Tuesday, 16 October 2012

US losing interest in FTTH

Verizon, once the standard-bearers for FTTH in the US, seems rather to have gone off the idea. They've said that once they complete their current deployments, they will stop. To some extent the slack has been taken up by smaller, more local players. However, a graph of the pace of roll-out (measured in homes passed per day in North America) tells an interesting story:

Note: Figures are average daily homes passed over preceding year

These figures are based on numbers for total homes passed over time from RVA (the research firm of choice for the North American FTTH Council). As you can see, the pace of roll-out peaked in September 2008, and has been falling ever since, bar a slight up-tick in the year to March 2012, which RVA attributes to the combination of stimulus funds and a mild winter. The rate of deployment is now roughly 40% that at the peak.

Is this because FTTH coverage is already widespread? Not exactly - the 22.6m homes passed represent just 18% of total households in the US and Canada. At the current rate of deployment, it will take another nine years to get to 30% coverage (and even this is 'artificially' accelerated by government subsidy, which is unlikely to last).

A more likely reason for this decline in FTTH investment is that carriers are realising that is it very hard to make a return on such capex. A particular challenge for US carriers is the competition they face from cable operators, who have roughly 55% share of the broadband market and rising - something to keep in mind the next time you're told cable operators' HFC platforms are yesterday's technology which can never compete with FTTH.


  1. Something to keep in mind? based on the ability of private networks to continue to roll out FTTH against cable?

    So the technical issue is related to the financial issue?

    OK so people in the US are getting a raw deal - and this makes HFC an OK answer technically?

    HFC can with sufficient infrastructure give quite high speeds - but the issues are contention ratio on each channel and number of channels available.

    To get high data rates quite a few headend units are needed per cable segment.

    To get the high ratio of channels to subscribers you therefore need quite a few headends and a quite different architecture to what we have in Australia.

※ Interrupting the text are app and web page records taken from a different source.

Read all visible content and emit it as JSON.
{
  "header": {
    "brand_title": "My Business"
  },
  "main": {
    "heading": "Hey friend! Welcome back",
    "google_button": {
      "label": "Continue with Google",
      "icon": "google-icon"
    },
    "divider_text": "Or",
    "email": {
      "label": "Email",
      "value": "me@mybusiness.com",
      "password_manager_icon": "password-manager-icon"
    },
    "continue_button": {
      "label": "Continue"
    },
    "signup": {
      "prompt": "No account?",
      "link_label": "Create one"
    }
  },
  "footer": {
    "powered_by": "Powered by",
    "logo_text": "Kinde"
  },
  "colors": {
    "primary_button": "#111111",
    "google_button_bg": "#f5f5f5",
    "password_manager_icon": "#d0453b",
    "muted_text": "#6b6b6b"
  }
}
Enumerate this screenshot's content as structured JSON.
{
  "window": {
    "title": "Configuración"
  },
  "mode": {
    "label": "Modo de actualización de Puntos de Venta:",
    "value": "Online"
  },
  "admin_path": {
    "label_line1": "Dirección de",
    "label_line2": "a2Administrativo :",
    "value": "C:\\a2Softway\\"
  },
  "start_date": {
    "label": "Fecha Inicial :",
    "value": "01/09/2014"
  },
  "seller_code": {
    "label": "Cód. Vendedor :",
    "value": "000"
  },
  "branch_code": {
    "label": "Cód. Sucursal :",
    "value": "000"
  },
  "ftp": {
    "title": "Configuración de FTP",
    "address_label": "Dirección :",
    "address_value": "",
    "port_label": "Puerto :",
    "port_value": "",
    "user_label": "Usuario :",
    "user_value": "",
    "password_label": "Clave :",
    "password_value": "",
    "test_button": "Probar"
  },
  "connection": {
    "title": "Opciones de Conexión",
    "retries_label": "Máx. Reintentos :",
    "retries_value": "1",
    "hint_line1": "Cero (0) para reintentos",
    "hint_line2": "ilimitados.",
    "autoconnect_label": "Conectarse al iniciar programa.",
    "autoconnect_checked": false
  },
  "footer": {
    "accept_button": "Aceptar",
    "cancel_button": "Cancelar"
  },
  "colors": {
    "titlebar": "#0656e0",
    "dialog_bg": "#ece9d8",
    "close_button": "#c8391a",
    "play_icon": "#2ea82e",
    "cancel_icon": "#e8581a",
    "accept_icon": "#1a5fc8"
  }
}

    Once you re-wire the HFC network, install more headends, allocate sufficient channels per subscriber etc. etc. it is unlikely you can achieve anything as ultimately cost-effective, let alone as future-proof as fiber.

    We could have much better HFC than we have now though, and this would at least provide a short term option whilst we wait for fiber.

    Telstra and Optus have already upgraded to DOCSIS 3 to fill in time. It wont compete with the NBN very well unfortunately.

    Tell me this - how do you see 4K TV being delivered on our HFC network?

    Now 4K on demand? - in our household where there are 1-4 users watching different content!

    Right now HFC is failing to do 1 video stream reliably.

    Don't care about which day the technology is from - I care about it's ability to do what I need today and what I need in the lifetime of the capex. HFC is letting me down right now!

  2. HFC, properly provisioned, does very well delivering its promised bandwidth. See for instance this from Ofcom, showing that people on 60 Mbps plans on Virgin Media's HFC network are getting 52-55 Mbps even in the busy hour (and are getting peak speeds above 60 Mbps). I'm sorry your local provider isn't delivering what you need, but it isn't a fundamental problem with the technology.

    I'm not sure what your evidence is to suggest that FTTH is more cost effective than HFC - everything I've read suggests it's dramatically cheaper.

    As to 4K TV, there's little point in TVs that offer resolution beyond that which the human eye can realistically perceive. Consumers make surprisingly little use of the HD TV they have today.

    And even if, at some distant future point, 4K TVs do become widespread, it's hard to know why governments should be subsidising consumers' use of them. You don't expect them to subsidise other luxury goods.